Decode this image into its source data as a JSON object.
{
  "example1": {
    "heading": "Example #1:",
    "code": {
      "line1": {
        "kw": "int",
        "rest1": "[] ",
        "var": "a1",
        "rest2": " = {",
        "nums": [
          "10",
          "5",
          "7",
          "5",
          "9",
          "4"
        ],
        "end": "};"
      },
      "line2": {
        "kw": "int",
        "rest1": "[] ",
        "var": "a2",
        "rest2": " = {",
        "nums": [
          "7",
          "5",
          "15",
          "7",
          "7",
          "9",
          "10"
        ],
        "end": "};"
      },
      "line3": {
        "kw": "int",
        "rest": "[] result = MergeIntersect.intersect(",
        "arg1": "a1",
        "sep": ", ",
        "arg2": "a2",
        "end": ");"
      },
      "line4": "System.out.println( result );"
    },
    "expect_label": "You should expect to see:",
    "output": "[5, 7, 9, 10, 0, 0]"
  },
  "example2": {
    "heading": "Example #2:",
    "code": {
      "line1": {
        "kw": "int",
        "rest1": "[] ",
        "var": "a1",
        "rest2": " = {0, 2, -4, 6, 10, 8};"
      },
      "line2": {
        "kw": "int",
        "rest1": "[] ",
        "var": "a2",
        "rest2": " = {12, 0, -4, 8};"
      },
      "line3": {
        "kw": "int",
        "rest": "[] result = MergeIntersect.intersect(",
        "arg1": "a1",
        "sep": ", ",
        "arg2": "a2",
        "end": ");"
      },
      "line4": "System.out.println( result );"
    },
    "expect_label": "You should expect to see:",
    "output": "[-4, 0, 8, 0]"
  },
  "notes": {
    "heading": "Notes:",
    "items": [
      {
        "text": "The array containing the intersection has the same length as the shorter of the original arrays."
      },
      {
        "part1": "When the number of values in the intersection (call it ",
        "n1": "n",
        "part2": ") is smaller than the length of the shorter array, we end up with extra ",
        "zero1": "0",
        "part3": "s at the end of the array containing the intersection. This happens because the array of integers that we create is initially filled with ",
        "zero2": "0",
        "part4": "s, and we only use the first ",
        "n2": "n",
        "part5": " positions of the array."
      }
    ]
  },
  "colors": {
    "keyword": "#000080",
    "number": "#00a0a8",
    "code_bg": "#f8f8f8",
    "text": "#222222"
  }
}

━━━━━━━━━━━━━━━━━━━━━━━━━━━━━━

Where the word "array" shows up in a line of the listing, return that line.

        "text": "The array containing the intersection has the same length as the shorter of the original arrays."
        "part2": ") is smaller than the length of the shorter array, we end up with extra ",
        "part3": "s at the end of the array containing the intersection. This happens because the array of integers that we create is initially filled with ",
        "part5": " positions of the array."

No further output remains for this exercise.